The alternative is to fit devices with GPS or similar, then include a database of frequencies to avoid by area. That would require devices to pick up a GPS signal before starting operation; difficult indoors, and could also lead to white space devices interfering with each other as they each believe the same spectrum is unused.

The current proposal is to use a combination of these techniques to provide the best avoidance possible, though the National Association of Broadcasters is having none of it - it's wheeled out some comedy animated mobile phones to illustrate the point for the hard of thinking.

The unregulated use of white space is a technical issue - either it will interfere with TV or it won't - but the proponents and their opposition have turned it into a political battle.

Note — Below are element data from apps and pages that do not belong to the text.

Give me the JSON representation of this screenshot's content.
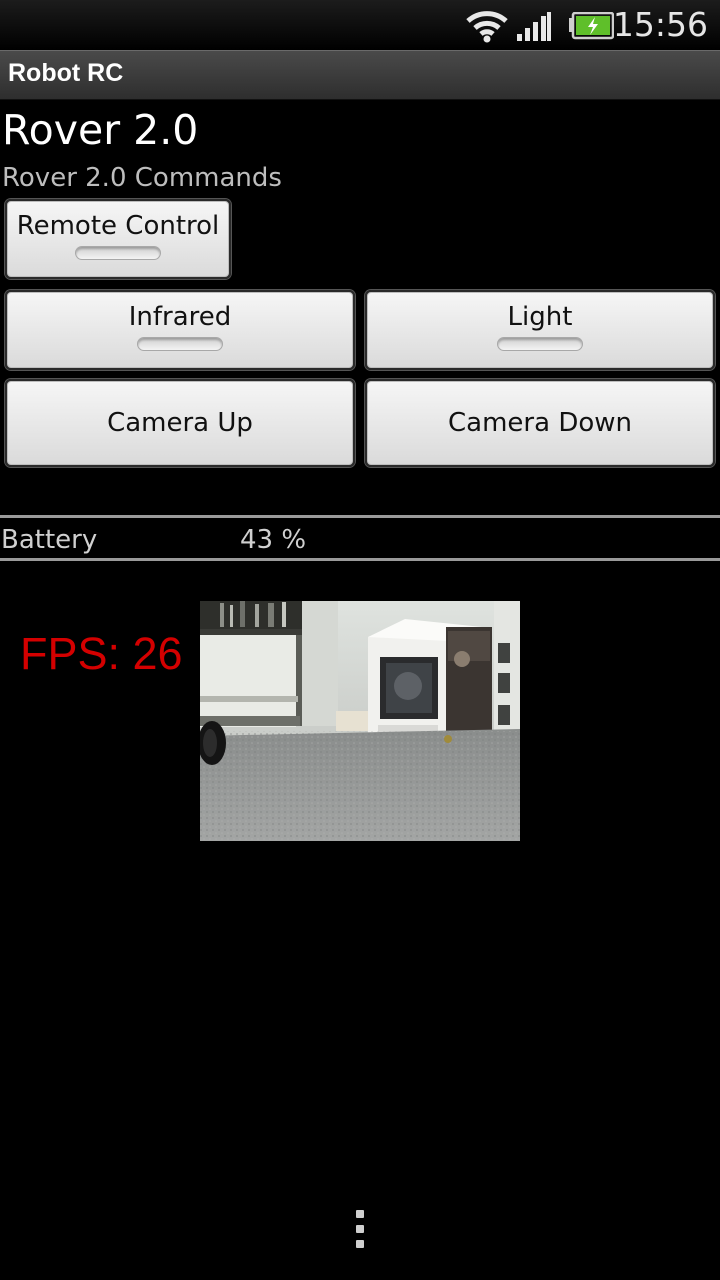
{
  "status_bar": {
    "time": "15:56",
    "icons": [
      "wifi-icon",
      "signal-icon",
      "battery-charging-icon"
    ]
  },
  "app": {
    "title": "Robot RC"
  },
  "device": {
    "name": "Rover 2.0",
    "commands_label": "Rover 2.0 Commands"
  },
  "buttons": {
    "remote_control": "Remote Control",
    "infrared": "Infrared",
    "light": "Light",
    "camera_up": "Camera Up",
    "camera_down": "Camera Down"
  },
  "battery": {
    "label": "Battery",
    "value": "43 %"
  },
  "video": {
    "fps_text": "FPS: 26"
  },
  "colors": {
    "fps_text": "#d40000",
    "battery_icon": "#5fbf2a"
  }
}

Petitioning the FCC to allow unlicensed use of white space seems insane when the decision should rest on technical trials, not public opinion, but that's not stopping anyone from soliciting public support.

The FCC will vote on the matter in the next few months, hopefully basing their decision on sound technical analysis rather than populist petitions or dancing telephones. ®

*A transmitter behind a hill might be invisible to a white-space device, which will then broadcast on the same frequency and thus interfere with reception at a TV set that has line-of-sight to both.

Mobile application security vulnerability report

More from The Register

next story
Yorkshire cops fail to grasp principle behind BT Fon Wi-Fi network
'Prevent people that are passing by to hook up to your network', pleads plod
Major problems beset UK ISP filth filters: But it's OK, nobody uses them
It's almost as though pr0n was actually rather popular
Apple orders huge MOUNTAIN of 80 MILLION 'Air' iPhone 6s
Bigger, harder trouser bulges foretold for fanbois
Microsoft unsheathes cheap Android-killer: Behold, the Lumia 530
Say it with us: I'm King of the Landfill-ill-ill-ill
All those new '5G standards'? Here's the science they rely on
Radio professor tells us how wireless will get faster in the real world
US freemium mobile network eyes up Europe
FreedomPop touts 'free' calls, texts and data
'Two-speed internet' storm turns FCC.gov into zero-speed website
Deadline for comments on net neutrality shake-up extended to Friday
Oh girl, you jus' didn't: Level 3 slaps Verizon in Netflix throttle blowup
Just hook us up to more 10Gbps ports, backbone biz yells in tit-for-tat spat
prev story

Whitepapers

Designing a Defense for Mobile Applications
Learn about the various considerations for defending mobile applications - from the application architecture itself to the myriad testing technologies.
How modern custom applications can spur business growth
Learn how to create, deploy and manage custom applications without consuming or expanding the need for scarce, expensive IT resources.
Reducing security risks from open source software
Follow a few strategies and your organization can gain the full benefits of open source and the cloud without compromising the security of your applications.
Boost IT visibility and business value
How building a great service catalog relieves pressure points and demonstrates the value of IT service management.
Consolidation: the foundation for IT and business transformation
In this whitepaper learn how effective consolidation of IT and business resources can enable multiple, meaningful business benefits.